__EXERCISE OBJECTIVE__. In the entries that follow, which lines hold the string "JSON"? List them.

__Website and app data records__.

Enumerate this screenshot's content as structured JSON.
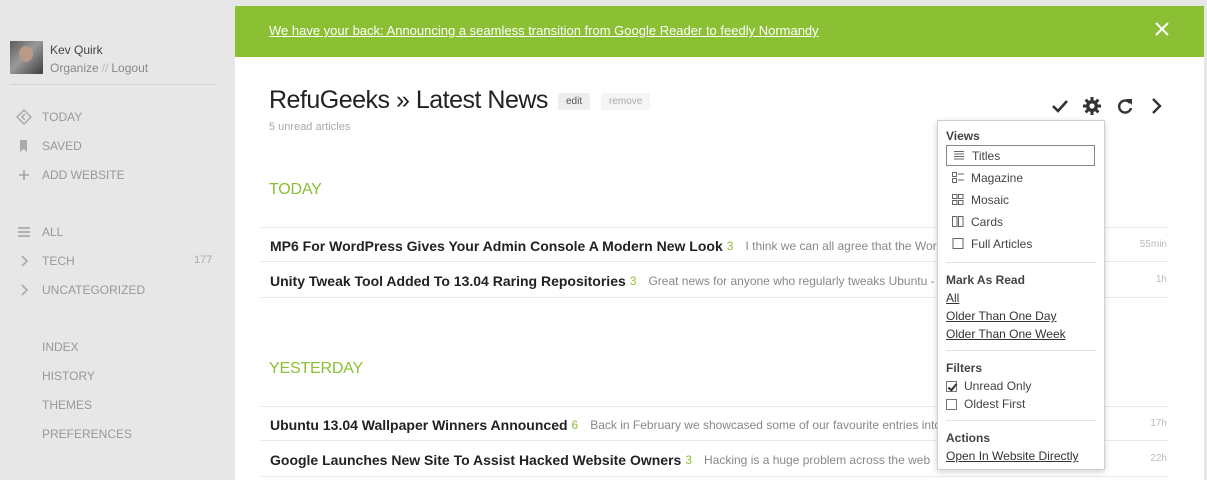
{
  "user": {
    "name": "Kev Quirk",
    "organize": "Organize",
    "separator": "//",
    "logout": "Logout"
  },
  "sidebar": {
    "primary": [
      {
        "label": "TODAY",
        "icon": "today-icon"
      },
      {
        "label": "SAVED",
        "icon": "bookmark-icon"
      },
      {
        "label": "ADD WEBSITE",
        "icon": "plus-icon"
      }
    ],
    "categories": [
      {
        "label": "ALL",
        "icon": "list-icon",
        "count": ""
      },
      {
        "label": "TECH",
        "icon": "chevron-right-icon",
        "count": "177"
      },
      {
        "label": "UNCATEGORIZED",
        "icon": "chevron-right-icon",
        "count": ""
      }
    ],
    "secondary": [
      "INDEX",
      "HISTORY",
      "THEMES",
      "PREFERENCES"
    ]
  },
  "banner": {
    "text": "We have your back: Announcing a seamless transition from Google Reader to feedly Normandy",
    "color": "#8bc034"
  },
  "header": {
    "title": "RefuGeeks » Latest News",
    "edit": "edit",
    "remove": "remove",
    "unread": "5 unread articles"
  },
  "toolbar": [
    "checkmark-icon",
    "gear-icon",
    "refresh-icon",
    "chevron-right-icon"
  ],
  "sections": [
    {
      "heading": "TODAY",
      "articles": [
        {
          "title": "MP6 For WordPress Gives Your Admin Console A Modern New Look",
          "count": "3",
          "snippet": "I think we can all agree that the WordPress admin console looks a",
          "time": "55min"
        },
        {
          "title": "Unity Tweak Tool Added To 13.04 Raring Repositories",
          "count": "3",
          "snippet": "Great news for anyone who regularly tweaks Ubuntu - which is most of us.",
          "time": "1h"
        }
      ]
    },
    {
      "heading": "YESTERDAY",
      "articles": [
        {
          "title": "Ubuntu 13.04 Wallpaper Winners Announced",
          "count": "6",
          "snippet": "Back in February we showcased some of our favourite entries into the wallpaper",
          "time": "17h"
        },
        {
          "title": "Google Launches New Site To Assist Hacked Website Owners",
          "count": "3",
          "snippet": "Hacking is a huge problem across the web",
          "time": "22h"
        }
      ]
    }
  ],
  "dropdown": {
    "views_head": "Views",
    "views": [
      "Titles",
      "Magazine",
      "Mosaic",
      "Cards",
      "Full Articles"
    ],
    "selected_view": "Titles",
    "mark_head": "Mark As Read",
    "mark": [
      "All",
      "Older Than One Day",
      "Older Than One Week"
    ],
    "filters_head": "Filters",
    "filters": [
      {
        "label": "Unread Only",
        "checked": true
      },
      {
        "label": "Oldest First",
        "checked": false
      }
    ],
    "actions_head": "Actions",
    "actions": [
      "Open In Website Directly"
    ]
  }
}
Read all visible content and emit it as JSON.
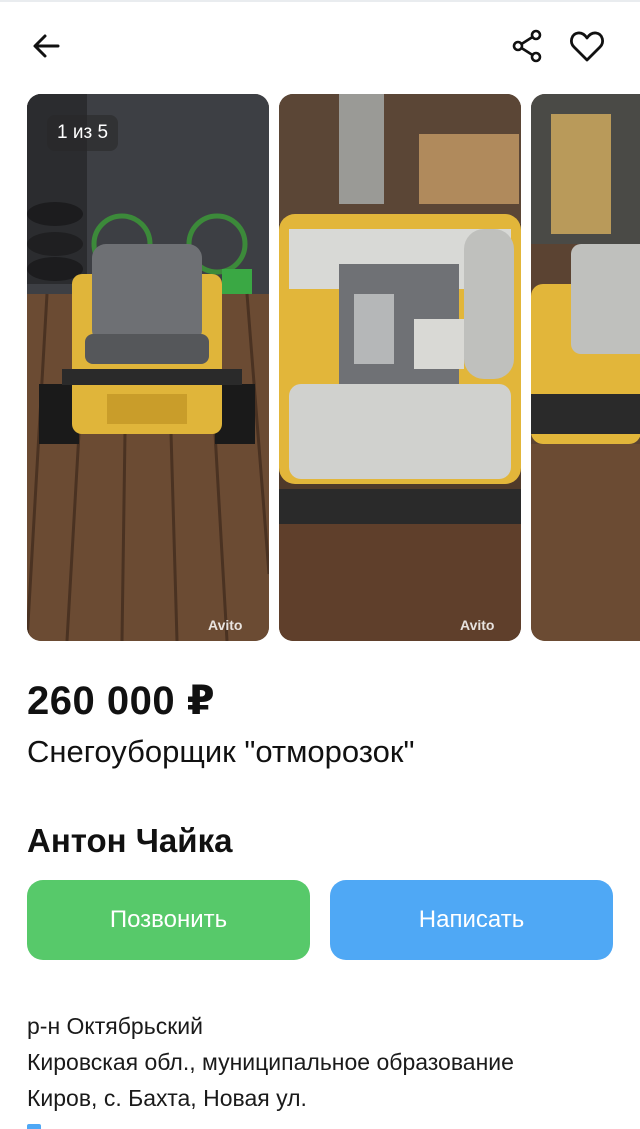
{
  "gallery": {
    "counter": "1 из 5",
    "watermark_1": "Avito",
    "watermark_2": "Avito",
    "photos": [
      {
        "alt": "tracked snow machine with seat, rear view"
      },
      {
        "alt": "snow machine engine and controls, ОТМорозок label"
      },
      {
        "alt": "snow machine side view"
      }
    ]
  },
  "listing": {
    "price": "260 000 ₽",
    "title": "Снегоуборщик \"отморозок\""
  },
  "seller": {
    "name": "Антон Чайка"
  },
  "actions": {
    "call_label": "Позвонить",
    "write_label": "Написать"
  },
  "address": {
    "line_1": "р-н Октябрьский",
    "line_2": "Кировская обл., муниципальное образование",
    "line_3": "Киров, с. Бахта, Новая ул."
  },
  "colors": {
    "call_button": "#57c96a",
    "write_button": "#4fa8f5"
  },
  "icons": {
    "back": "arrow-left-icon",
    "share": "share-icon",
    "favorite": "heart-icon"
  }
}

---

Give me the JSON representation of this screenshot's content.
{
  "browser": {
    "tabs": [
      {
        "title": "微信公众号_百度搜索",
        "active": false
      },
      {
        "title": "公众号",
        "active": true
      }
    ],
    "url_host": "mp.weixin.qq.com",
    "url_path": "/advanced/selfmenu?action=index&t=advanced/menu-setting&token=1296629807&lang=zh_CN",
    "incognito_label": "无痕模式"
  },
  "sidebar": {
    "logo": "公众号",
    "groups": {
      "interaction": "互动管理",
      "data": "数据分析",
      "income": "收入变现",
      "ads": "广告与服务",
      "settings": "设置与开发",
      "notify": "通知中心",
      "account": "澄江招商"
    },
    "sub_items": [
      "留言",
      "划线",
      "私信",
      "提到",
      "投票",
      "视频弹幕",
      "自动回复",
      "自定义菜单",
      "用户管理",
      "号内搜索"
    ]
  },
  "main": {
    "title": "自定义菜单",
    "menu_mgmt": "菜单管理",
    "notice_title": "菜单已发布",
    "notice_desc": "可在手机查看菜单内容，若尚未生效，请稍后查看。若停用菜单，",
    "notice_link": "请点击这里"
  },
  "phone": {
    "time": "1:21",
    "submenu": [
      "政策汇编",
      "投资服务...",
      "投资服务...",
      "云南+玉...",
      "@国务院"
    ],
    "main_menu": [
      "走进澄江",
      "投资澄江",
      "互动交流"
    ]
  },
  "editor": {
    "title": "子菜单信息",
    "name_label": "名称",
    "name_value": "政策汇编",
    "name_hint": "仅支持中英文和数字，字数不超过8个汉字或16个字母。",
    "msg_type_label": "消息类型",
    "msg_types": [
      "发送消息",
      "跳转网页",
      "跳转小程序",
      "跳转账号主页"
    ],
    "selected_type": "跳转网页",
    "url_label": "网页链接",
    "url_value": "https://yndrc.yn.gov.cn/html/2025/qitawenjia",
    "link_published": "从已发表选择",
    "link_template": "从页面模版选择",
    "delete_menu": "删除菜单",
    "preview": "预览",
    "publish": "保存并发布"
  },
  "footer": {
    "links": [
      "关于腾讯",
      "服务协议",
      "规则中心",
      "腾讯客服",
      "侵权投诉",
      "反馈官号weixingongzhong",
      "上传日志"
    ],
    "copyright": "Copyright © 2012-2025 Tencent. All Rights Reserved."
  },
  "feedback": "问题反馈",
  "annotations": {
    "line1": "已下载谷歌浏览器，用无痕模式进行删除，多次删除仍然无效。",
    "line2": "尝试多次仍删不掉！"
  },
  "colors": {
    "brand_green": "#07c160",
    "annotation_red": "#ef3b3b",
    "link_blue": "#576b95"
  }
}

__EXERCISE RESULT__.
Enumerate this screenshot's content as structured JSON.
Read all visible content and emit it as JSON.
Give me the JSON representation of this screenshot's content.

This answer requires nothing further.